TALKING PUBLIC SAFETY -- Before you pack the kids into the family roadster to travel over the river and through the woods to grandmothers house, take a few minutes and make sure both you and your car are ready for this trip.
While I am not sure where the past 11 months went, we are starting to defrost the turkeys and Christmas lights are going up. Below is an article submitted several years ago regarding holiday safety with a few new tips for you to consider.
The next two months will bring some of the busiest traveling days we see each year. Thanksgiving and Christmas, more so than any other time of year, bring families together to celebrate.
Before you pack the kids into the family roadster to travel over the river and through the woods to grandmothers house, take a few minutes and make sure both you and your car are ready for this trip.
AAA recommends the following at a minimum for cold weather conditions:
• Clean any corrosion from battery posts and cable connections.
• Have any engine problems corrected; symptoms like hard starts, rough idling, or stalling could signal a problem that may be worsened by cold weather.
• Replace worn windshield-wiper blades, also cold-weather windshield washer solvent and carry an ice-scraper.
• Inspect all lights and bulbs and replace burned out bulbs.
• Examine tires for correct tread depth and uneven wear. Check tire pressures once a month when tires are cold or before driving for any distance.
• Carry a winter survival kit in the event you become disabled or stuck on the side of a road.
• Remember that in many rural sections of the country cell phone coverage can be nonexistent. Tell those expecting you when you are leaving, the route you will take and your expected arrival time.
Fire Departments across the country have seen an increase in fires on Thanksgiving due to the craze of deep frying a turkey.
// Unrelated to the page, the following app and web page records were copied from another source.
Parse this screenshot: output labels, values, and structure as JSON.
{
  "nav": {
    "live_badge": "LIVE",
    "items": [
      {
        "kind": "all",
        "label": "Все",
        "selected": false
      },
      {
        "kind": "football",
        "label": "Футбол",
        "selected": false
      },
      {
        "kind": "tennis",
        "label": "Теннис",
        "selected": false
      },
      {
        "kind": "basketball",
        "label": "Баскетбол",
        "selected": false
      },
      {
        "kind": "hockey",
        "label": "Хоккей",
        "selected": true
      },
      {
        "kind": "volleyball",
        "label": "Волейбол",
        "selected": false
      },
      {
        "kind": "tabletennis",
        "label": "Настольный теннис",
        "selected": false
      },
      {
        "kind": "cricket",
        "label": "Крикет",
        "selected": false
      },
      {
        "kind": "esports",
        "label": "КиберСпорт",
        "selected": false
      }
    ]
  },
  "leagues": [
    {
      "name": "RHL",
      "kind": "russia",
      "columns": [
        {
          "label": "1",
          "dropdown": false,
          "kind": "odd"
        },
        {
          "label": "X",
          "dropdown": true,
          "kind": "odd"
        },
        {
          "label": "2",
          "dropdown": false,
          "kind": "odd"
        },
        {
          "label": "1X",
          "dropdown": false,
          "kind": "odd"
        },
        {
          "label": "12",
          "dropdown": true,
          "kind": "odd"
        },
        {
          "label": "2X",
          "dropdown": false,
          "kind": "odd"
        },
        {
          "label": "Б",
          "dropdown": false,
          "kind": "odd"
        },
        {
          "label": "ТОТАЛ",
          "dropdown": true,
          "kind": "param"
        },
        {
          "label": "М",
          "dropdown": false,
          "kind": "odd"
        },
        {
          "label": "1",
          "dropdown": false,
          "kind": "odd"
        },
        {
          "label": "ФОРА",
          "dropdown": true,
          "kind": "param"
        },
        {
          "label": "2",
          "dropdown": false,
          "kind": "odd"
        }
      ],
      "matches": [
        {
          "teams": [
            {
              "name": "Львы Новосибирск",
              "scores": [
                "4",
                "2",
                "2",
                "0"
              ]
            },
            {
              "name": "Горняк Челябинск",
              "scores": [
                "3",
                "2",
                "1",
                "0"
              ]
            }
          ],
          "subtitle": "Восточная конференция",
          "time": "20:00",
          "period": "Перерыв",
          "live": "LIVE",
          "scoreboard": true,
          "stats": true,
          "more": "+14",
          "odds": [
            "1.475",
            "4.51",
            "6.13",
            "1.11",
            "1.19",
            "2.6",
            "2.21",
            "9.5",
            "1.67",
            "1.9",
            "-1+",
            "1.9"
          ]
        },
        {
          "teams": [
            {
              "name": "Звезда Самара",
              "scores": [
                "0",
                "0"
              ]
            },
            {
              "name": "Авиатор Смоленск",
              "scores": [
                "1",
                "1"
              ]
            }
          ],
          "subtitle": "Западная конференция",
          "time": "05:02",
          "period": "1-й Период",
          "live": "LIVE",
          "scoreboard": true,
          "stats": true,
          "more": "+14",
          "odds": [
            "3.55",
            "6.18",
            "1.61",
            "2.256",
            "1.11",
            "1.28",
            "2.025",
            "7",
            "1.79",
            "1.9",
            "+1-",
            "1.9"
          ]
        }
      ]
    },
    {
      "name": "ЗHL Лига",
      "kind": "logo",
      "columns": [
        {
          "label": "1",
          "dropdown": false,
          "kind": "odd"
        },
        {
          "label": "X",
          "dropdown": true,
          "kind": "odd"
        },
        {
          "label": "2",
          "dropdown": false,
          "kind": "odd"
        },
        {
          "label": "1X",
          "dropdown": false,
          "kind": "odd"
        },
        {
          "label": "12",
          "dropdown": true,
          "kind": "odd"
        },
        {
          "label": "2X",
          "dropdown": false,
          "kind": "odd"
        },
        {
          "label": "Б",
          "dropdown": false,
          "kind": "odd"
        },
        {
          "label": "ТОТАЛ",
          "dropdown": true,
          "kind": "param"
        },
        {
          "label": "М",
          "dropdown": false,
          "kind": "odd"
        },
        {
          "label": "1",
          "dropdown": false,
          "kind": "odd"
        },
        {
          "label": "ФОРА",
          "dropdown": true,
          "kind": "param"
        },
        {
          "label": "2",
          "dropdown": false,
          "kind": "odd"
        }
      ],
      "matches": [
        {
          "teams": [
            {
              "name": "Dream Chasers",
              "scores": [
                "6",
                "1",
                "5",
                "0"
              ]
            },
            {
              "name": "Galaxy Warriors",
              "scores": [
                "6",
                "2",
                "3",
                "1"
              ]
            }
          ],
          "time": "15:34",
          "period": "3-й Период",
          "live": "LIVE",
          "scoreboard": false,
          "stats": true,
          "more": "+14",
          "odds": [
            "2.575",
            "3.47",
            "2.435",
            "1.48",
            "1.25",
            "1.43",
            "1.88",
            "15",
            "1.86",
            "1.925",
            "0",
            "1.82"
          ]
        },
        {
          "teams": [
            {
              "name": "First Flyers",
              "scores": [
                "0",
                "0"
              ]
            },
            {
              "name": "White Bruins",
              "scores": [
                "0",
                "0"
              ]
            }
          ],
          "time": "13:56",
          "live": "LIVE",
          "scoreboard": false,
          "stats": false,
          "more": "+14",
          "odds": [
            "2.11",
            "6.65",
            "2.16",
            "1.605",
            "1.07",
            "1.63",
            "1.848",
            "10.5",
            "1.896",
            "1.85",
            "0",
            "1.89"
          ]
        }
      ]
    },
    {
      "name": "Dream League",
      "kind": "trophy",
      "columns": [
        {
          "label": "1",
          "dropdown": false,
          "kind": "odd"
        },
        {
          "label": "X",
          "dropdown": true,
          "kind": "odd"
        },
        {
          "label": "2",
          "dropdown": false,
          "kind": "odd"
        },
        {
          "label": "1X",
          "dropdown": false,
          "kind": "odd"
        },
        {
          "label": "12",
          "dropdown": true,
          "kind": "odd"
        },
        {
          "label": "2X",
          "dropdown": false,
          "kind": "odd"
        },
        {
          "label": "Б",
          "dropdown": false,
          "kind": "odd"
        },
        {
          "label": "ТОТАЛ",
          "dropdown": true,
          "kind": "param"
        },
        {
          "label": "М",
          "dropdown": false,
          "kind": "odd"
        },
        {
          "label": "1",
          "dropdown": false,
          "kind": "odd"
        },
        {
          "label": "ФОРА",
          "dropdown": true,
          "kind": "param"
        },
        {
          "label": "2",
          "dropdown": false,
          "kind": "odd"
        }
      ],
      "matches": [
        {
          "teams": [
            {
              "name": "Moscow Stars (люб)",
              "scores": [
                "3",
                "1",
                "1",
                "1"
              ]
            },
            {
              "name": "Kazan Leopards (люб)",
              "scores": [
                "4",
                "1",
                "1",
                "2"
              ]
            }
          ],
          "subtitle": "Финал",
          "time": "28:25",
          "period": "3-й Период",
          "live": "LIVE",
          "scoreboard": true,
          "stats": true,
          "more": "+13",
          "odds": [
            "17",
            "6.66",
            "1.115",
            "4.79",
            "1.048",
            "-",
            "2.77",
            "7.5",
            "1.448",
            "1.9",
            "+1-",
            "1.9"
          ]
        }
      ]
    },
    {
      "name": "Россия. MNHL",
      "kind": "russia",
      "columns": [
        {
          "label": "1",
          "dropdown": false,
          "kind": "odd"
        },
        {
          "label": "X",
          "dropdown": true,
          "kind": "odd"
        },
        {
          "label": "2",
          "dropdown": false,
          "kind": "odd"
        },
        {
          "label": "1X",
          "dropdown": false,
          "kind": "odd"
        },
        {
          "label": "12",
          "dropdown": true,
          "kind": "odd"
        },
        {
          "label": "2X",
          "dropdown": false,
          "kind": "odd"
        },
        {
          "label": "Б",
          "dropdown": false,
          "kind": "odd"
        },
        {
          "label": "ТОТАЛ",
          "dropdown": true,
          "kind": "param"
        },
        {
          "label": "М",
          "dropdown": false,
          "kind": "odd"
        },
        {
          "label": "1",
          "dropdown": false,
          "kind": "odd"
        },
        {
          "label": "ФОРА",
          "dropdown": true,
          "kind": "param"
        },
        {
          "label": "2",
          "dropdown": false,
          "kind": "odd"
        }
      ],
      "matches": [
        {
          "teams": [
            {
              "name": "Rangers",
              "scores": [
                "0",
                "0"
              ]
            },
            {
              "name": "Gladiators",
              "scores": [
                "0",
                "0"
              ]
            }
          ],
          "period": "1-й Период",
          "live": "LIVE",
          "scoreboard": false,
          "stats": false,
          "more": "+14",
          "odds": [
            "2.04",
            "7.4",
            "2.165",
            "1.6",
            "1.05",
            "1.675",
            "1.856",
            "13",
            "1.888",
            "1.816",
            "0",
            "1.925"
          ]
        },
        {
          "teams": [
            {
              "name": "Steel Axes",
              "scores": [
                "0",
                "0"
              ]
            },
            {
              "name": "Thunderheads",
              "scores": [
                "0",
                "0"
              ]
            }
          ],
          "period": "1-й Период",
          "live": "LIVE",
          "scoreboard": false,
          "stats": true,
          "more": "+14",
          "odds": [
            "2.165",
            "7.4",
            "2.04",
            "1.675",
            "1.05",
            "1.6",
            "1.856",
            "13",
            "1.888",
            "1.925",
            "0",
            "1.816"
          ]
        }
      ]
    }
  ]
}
Following some simple steps will help keep your family safe:
• Never use a fryer on a wooden surface such as a deck, under a patio cover, in a garage or enclosed space.
• Do not overfill the fryer.
• Never leave the fryer unattended because, without thermostat controls, the oil will continue to heat until it ignites.
• Never let children or pets near the fryer.
• Use well-insulated potholders or oven mitts and wear long sleeves and safety goggles to protect from hot grease splatter.
• Make sure the turkey is completely thawed and patted dry before it is placed in a fryer; water and grease when mixed can be volatile.
• Keep all-purpose fire extinguishers nearby
Christmas brings us twinkling lights, scented candles and decorated trees, but it also brings an increase in home fires. Use these safety tips to make sure your Christmas is safe for you and your family.
• Make sure if you utilize a real tree that the tree is fresh. Needles that easily fall off or break is an indication that the tree is not fresh. This lack of moisture is an extreme fire Hazard.
• Trim off a couple inches of the trunk to insure better water absorption helping the tree stay fresh. Keep the base full of water at all times.
• Place tree away from fireplaces, radiators and other heat sources. Heated rooms dry out tress quickly creating fire hazards.
• Use no more than three strands of lights per single extension cord
• Check each strand of lights for cracked sockets, frayed or bare wires.
• Consider electric candles over actual candles, candles are the top source of fires in the Holiday season.
Help keep your family safe over this Holiday Season. From our family to yours, have a safe and Happy Thanksgiving.